roads, in a carbonation chamber during curing.
Previous efforts at direct impregnation using CO, has resulted in the
formation of a slurry having low pH. This low pH is contrary to the high pH values
needed to facilitate the formation of a corrosion protective layer on steel that is used
in the production of reinforced concrete structures.
A need exists in the art to ultimately minimize CO, burden in the atmosphere
during cement production processes and also to minimize the long curing times now
associated with concrete structure fabrication processes. An improved process
necessarily must include a method for impregnating the entire microstructure of
cement with COZY and without the need for placing the entire process in a
SUMMARY OF THE INVENTION
It is an object of the present irivention to provide a method for producing
quick-set concrete that overcomes many of the disadvantages of the prior art.
It is another object of the present invention to provide a method for producing
concrete that cures in a matter of minutes. A feature of the inveiltion is the use of a
carbonate fluid during concrete preparation. An advantage of the invention is a
decrease in the C 0 2 load in the atmosphere and a decrease in concrete set times
compared to those times required by typical concrete production processes.
Yet another object of the present invention is to provide a method for
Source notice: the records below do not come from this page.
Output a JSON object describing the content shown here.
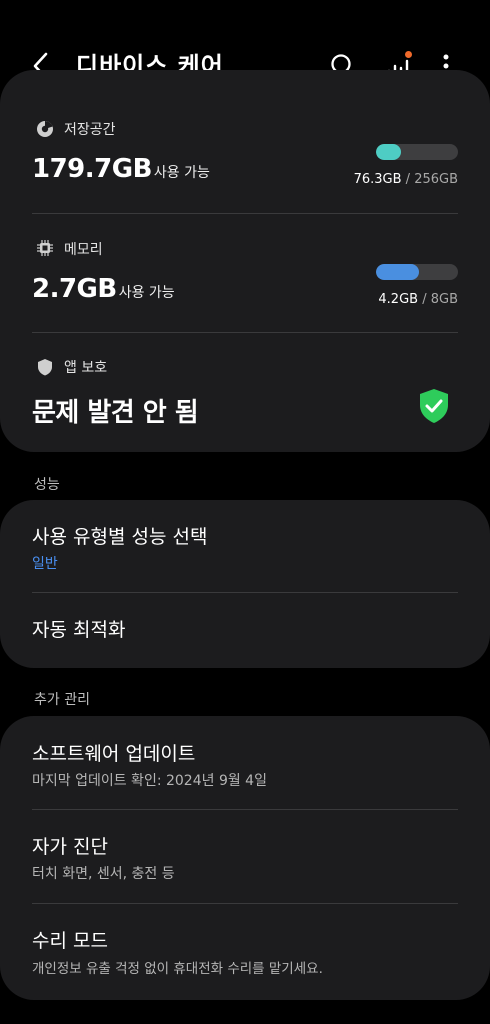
{
  "header": {
    "title": "디바이스 케어",
    "back_icon": "arrow-back-icon",
    "search_icon": "search-icon",
    "stats_icon": "bar-chart-icon",
    "more_icon": "more-vert-icon",
    "notification_dot_color": "#f06a2b"
  },
  "storage": {
    "label": "저장공간",
    "icon": "pie-chart-icon",
    "value": "179.7GB",
    "unit": "사용 가능",
    "used": "76.3GB",
    "total": " / 256GB",
    "used_fraction": 0.3,
    "bar_color": "#4ecdc4"
  },
  "memory": {
    "label": "메모리",
    "icon": "memory-chip-icon",
    "value": "2.7GB",
    "unit": "사용 가능",
    "used": "4.2GB",
    "total": " / 8GB",
    "used_fraction": 0.52,
    "bar_color": "#4a8fe0"
  },
  "app_protection": {
    "label": "앱 보호",
    "icon": "shield-icon",
    "status": "문제 발견 안 됨",
    "status_icon": "shield-check-icon",
    "status_color": "#2ecc5b"
  },
  "performance": {
    "section_title": "성능",
    "items": [
      {
        "title": "사용 유형별 성능 선택",
        "subtitle": "일반"
      },
      {
        "title": "자동 최적화"
      }
    ]
  },
  "extra": {
    "section_title": "추가 관리",
    "items": [
      {
        "title": "소프트웨어 업데이트",
        "subtitle": "마지막 업데이트 확인: 2024년 9월 4일"
      },
      {
        "title": "자가 진단",
        "subtitle": "터치 화면, 센서, 충전 등"
      },
      {
        "title": "수리 모드",
        "subtitle": "개인정보 유출 걱정 없이 휴대전화 수리를 맡기세요."
      }
    ]
  },
  "colors": {
    "background": "#000000",
    "card": "#1c1c1e",
    "accent": "#4a8ff0"
  }
}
producing steel reinforced concrete. A feature of the invention is the mixing of
cement powder with a carbonate solution to form a slurry having a high pH. An
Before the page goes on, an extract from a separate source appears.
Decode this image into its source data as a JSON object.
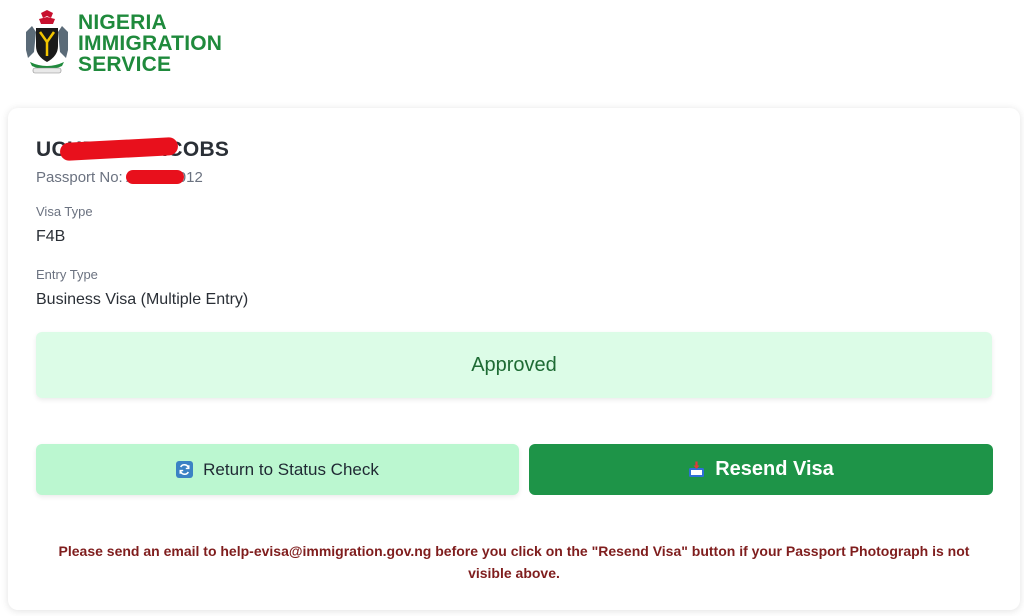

advantage of the invention is more efficient bonding between the cement matrix and
the reinforcement steel.
Briefly, the invention provides for a method for producing quick setting
concrete comprising combining cement with aggregate to create a dry concrete
mixture having a predetermined cement to concrete weight proportion, adding a
carbonate solution to the mixture in a predetermined carbonate solution to cement
ratio to create a slurry, and allowing the slurry to cure.
The invention also provides for a method for producing quick-setting
concrete comprising heating a calcareous material with an argillaceous material in a
predetermined proportion to a predetermined temperature to produce cement powder
and carbon dioxide, bubbling the carbon dioxide through ammonia water to form
ammonium carbonate solution, adding aggregate to the cement powder in a
predetermined weight ratio to obtain a dry mixture, mixing the ammonium carbonate
solution with the dry mixture in a predetermined ratio to form a slurry, and allowing
the slurry to cure.
The invention also provides for a quick setting concrete having a
predetermined proportion of CaCO, of between 5.7 and 22.5 weight percent of the
entire concrete mixture.
BRIEF DESCRIPTION OF THE DRAWING
These and other objects and advantages of the present invention will become
readily apparent upon consideration of the following detailed description and
attached drawing wherein:
FIG. 1 is a schematic diagram of the concrete carbonation process, in
accordance with the features of the present invention; and
FIG. 2 is a graph depicting the extent of cement carbonation with concrete
constituent changes, in accordance with the features of the present invention.
DETAILED DESCRIPTION OF THE INVENTION
Certain lime-based products harden over time when exposed to CO, in the
atmosphere. The sequestration of C02 in portland cement is the result of reactions
shown in Equations 2-4, infra. These reactions are written for both l3-dicalcium
silicate (2Ca0-SiO2), where n=2, and tricalcium silicate (3CaO-Si02), where n=3.
CO, + H20 H2C03 Eq. 2;
Ca$iO,+, + (n - x)H2C0, + wH20 - (CaOJSiO,yH,O + (n-x)CaCO,
(CaO),Si02yH20 + C02 -. Ca$iO,+, + yH20
where w = y - n + x, and where x >x and y>y.
Equation 2 shows that the two major binding phases in cement, dicalcium
silicate and tricalcium silicate, are responsible for the sequestration of CO, by
forming calcium carbonate (CaCO,) in the process.
The invented method sets cement pastes rapidly and provides 28 day cure
strengths in less than 24 hours. The invention also pro